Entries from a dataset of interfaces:
§

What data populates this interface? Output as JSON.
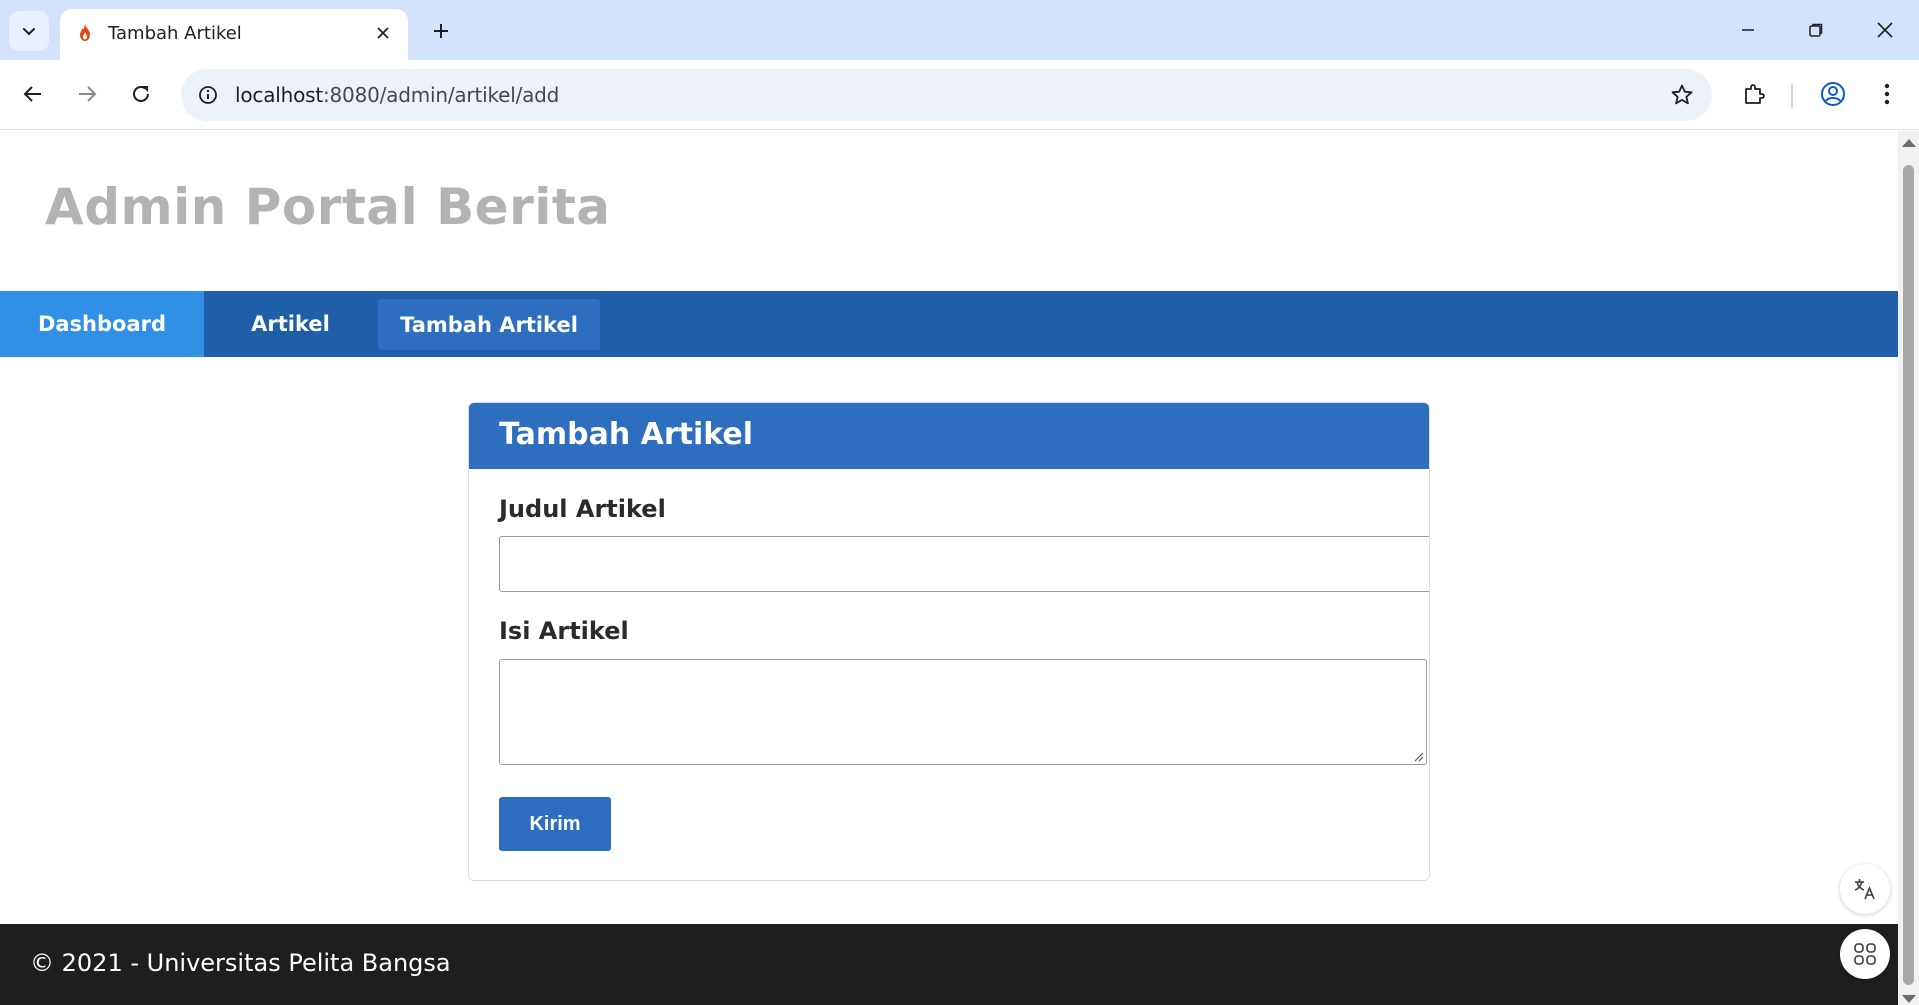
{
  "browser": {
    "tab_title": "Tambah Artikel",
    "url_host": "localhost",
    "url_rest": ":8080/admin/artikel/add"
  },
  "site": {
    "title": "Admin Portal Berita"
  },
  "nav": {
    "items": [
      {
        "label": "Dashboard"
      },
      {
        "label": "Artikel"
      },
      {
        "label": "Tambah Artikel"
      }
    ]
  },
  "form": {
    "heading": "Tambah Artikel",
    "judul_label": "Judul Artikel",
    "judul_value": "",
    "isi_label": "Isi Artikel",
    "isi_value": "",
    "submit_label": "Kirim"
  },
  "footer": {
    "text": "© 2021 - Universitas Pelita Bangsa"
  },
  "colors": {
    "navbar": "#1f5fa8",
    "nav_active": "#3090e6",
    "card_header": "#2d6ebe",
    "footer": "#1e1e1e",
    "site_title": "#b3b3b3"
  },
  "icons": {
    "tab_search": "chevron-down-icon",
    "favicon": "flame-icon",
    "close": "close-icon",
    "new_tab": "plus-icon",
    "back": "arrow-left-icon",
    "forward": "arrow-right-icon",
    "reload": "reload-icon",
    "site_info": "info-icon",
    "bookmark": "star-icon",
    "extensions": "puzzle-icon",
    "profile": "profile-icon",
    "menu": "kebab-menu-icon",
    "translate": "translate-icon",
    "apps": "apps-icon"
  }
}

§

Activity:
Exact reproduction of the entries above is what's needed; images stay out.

Output of the exercise:
What data populates this interface? Output as JSON.
{
  "browser": {
    "tab_title": "Tambah Artikel",
    "url_host": "localhost",
    "url_rest": ":8080/admin/artikel/add"
  },
  "site": {
    "title": "Admin Portal Berita"
  },
  "nav": {
    "items": [
      {
        "label": "Dashboard"
      },
      {
        "label": "Artikel"
      },
      {
        "label": "Tambah Artikel"
      }
    ]
  },
  "form": {
    "heading": "Tambah Artikel",
    "judul_label": "Judul Artikel",
    "judul_value": "",
    "isi_label": "Isi Artikel",
    "isi_value": "",
    "submit_label": "Kirim"
  },
  "footer": {
    "text": "© 2021 - Universitas Pelita Bangsa"
  },
  "colors": {
    "navbar": "#1f5fa8",
    "nav_active": "#3090e6",
    "card_header": "#2d6ebe",
    "footer": "#1e1e1e",
    "site_title": "#b3b3b3"
  },
  "icons": {
    "tab_search": "chevron-down-icon",
    "favicon": "flame-icon",
    "close": "close-icon",
    "new_tab": "plus-icon",
    "back": "arrow-left-icon",
    "forward": "arrow-right-icon",
    "reload": "reload-icon",
    "site_info": "info-icon",
    "bookmark": "star-icon",
    "extensions": "puzzle-icon",
    "profile": "profile-icon",
    "menu": "kebab-menu-icon",
    "translate": "translate-icon",
    "apps": "apps-icon"
  }
}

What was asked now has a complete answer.